On Monday, an inquest jury returned a verdict of accidental death, believing the crash was happened because of interference with the steering wheel.
Campaigners have long argued that the current rules and regulations are a mess - with every local authority interpreting the law in their own way.
Now head teachers and bus companies are calling for political action to reform the way we transport children to and from school and hit a tree.
And a campaign organised by parents of pupils at Stuart's school - Cowbridge Comprehensive in the Vale of Glamorgan - want changes to the law to ensure:
The creation of a "safe route" for pedestrians and cyclists to go to school
Dr Chris Howard is head teacher of Lewis Pengam School in Bargoed, and a member of Stuart's Campaign. He wants changes to current rules which allow three children aged 14 or under to sit on a bus seat designed for two adults.
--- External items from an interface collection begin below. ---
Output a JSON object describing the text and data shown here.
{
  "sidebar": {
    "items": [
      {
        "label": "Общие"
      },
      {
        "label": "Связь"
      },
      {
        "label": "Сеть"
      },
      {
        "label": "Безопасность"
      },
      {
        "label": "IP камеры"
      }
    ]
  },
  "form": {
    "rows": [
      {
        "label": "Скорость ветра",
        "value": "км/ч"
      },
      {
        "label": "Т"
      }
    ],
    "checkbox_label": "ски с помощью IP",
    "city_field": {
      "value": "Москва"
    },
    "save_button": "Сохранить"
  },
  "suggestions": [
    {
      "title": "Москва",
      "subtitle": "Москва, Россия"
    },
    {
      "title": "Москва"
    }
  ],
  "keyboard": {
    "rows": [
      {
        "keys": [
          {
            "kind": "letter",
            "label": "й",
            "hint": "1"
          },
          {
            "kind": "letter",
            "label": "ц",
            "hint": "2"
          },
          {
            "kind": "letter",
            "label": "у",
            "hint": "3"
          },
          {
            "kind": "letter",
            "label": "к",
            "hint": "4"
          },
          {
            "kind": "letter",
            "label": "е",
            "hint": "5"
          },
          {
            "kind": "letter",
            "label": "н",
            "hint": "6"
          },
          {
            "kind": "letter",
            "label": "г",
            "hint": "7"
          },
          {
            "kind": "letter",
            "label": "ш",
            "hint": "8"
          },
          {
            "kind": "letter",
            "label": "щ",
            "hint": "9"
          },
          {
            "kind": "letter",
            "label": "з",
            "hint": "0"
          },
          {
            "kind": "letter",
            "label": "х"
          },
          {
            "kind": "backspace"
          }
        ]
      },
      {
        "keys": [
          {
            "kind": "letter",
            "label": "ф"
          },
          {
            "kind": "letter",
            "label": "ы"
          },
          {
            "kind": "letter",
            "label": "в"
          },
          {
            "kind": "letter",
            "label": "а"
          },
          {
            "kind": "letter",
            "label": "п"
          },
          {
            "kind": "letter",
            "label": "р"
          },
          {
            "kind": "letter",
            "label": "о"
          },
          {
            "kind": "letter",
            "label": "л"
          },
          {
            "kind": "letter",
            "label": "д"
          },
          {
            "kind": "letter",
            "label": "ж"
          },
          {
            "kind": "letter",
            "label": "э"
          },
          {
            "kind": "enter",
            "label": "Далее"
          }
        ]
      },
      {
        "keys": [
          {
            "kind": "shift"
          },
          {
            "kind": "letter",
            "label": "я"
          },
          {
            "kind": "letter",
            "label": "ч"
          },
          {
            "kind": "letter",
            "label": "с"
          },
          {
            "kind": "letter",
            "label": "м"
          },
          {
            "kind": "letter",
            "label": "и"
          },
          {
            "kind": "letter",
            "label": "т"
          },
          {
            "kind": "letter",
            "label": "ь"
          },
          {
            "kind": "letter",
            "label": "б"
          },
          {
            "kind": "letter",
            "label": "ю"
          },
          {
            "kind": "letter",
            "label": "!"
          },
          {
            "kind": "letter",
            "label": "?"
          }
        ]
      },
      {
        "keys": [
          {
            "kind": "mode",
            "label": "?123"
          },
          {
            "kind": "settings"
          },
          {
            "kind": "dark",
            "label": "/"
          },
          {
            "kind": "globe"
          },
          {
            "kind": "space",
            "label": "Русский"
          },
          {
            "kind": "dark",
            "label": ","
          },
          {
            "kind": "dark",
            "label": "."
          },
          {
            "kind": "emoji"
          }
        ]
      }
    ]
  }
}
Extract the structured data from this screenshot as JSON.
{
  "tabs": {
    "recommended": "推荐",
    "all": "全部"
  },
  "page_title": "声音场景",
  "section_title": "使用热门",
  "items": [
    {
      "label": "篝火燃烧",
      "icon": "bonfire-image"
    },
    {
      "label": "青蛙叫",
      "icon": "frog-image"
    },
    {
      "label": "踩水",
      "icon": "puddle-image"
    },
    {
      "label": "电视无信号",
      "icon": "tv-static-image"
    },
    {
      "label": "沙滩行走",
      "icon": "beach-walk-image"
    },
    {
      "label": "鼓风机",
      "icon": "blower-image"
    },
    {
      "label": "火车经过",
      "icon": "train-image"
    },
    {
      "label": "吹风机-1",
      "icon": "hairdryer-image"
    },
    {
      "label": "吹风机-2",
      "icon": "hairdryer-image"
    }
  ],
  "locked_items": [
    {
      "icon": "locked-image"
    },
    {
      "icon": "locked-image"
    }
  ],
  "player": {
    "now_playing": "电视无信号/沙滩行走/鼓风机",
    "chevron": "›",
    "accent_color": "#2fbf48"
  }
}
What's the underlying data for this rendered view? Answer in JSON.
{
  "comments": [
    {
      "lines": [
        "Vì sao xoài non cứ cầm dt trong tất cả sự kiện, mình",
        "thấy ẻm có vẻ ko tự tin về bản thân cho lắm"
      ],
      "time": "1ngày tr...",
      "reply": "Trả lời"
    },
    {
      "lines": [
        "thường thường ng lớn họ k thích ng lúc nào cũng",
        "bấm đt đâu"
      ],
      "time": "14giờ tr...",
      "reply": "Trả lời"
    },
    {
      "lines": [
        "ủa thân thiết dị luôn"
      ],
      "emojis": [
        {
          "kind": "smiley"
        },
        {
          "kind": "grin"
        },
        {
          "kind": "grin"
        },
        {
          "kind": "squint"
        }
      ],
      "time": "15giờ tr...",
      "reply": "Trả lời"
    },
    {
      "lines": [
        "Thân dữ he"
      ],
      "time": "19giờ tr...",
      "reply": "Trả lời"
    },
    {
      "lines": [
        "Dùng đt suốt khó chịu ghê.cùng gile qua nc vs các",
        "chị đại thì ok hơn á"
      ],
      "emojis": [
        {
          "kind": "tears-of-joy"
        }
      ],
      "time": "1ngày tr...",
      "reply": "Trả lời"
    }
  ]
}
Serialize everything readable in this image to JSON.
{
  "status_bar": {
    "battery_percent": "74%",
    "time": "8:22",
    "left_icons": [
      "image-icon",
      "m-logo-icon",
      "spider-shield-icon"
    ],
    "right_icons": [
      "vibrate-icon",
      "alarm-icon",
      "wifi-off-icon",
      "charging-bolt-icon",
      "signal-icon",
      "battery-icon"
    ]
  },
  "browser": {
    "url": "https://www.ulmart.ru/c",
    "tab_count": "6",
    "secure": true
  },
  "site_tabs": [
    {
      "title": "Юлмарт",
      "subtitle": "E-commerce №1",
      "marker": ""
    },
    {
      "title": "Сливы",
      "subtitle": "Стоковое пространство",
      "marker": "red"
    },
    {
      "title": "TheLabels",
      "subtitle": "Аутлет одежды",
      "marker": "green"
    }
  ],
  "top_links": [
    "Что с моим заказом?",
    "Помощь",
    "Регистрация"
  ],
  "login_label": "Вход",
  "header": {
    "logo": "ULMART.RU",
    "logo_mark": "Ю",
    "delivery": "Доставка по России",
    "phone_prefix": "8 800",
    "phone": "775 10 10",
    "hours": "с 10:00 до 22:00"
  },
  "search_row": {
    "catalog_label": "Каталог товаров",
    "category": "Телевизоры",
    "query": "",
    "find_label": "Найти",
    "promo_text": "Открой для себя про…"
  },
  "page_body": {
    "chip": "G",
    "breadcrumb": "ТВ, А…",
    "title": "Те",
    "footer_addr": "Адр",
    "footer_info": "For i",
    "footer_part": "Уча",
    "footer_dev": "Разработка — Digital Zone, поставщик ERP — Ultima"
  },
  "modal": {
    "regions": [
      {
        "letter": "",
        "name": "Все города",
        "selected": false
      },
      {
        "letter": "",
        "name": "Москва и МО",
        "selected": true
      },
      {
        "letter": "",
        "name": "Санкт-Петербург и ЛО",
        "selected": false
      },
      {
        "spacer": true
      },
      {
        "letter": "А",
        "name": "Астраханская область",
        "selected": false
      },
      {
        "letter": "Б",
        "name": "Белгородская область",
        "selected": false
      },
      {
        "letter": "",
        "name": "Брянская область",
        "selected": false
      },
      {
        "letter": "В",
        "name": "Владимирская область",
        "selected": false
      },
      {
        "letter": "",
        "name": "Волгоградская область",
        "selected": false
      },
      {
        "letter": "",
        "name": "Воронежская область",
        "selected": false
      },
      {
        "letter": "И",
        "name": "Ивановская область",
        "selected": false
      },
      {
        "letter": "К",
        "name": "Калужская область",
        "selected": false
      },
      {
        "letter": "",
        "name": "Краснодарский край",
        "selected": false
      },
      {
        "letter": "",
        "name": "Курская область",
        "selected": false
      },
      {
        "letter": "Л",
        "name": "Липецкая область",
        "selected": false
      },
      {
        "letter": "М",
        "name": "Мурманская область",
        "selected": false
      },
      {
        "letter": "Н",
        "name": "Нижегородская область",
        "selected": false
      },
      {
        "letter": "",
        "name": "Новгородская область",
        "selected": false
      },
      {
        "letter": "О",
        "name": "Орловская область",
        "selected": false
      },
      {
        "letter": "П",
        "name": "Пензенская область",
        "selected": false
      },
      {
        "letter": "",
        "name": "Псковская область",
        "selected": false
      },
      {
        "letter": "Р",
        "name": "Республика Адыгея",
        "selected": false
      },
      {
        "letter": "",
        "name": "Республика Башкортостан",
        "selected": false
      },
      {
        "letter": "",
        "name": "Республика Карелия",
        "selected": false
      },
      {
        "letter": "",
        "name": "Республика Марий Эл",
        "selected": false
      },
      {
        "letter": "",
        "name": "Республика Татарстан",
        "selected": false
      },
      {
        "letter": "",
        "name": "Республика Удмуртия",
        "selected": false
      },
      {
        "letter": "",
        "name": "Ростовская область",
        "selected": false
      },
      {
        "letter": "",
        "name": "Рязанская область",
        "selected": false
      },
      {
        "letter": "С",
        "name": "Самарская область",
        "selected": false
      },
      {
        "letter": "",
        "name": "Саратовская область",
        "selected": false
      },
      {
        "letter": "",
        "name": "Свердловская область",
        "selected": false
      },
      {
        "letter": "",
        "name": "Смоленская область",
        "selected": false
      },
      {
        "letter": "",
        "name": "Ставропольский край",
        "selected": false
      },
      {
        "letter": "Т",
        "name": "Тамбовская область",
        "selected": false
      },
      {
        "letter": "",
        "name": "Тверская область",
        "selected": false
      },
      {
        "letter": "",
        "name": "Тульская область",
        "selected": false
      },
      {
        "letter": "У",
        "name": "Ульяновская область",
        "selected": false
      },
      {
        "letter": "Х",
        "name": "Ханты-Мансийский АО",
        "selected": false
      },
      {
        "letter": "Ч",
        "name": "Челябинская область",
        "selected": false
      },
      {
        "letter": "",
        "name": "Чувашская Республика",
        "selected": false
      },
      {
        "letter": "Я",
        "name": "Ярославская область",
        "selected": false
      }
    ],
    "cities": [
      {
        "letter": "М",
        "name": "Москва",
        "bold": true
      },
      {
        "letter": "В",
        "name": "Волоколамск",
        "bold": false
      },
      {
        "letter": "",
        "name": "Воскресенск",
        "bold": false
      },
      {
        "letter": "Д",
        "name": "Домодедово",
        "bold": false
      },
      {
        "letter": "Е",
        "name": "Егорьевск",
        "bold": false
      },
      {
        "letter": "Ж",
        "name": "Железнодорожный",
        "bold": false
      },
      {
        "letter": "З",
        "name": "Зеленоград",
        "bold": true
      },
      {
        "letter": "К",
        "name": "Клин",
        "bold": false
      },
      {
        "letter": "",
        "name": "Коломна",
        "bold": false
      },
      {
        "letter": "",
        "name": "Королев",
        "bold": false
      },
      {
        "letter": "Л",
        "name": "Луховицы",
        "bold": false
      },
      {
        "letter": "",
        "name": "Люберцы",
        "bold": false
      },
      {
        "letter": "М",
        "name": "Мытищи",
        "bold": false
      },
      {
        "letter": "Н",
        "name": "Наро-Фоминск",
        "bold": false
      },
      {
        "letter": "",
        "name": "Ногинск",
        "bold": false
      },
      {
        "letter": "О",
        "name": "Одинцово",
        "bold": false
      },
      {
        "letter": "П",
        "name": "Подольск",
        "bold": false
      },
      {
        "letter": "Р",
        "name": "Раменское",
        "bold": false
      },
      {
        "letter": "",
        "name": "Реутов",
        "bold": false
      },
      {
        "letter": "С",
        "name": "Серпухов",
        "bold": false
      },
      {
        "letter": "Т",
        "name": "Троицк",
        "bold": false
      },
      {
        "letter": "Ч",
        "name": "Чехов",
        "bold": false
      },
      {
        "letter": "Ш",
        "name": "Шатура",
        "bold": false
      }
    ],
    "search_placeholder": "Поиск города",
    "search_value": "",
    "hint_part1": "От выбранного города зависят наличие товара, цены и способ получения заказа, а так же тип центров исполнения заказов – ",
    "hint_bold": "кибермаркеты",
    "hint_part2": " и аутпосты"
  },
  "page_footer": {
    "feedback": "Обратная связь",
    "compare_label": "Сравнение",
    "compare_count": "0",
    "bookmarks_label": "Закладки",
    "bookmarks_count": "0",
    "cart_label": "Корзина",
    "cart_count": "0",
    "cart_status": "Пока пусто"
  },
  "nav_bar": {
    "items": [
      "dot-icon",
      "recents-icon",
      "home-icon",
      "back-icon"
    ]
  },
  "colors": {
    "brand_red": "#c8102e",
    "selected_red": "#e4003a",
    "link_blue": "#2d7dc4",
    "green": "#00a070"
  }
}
His daughter Bethan was a passenger on the bus travelling from Cowbridge Comprehensive through Ystradowen - where both the Cunningham-Jones family and his own live - when it left the road and crashed, killing Stuart.
"The evening of the crash was one of the worst of our lives, as you can imagine," he recalled.
"Then I had to confront the reality of being responsible for my own school's transport the next day.
"When I began to look into where my own personal responsibility as a head teacher lay, I realised there were huge gaps in the law."
He said that the campaign group were told by government ministers that nothing could be done until the inquest established exactly how and why Stuart died.
"Now that we know what happened on the bus that day, they can begin a review," said Dr Howard.
"We would hope they would take very seriously our demands... that seatbelts are employed on all school runs and supervisors or CCTV cameras are used to provide some kind of supervision other than the driver.
Trevor Roberts said bus drivers have to drive and try to control pupils
"That would make things much better for children all across the UK."
Currently, only three counties in Wales have supervisors on buses to and from secondary schools, and then only on selected or problem routes.
Trevor Roberts, managing director of Newport Transport said: "What we are looking for really is some supervision, a bus marshal.
"The kids think it's funny to mess about. It's very hard for a driver on his own to make them sit down, and if he does, it delays the bus getting them home."
He would like to see somebody with the authority to keep children in their seats "without being challenged all the time, and sued" put in place on buses.
However, he added: "At the end of the day, somebody has to pay for it."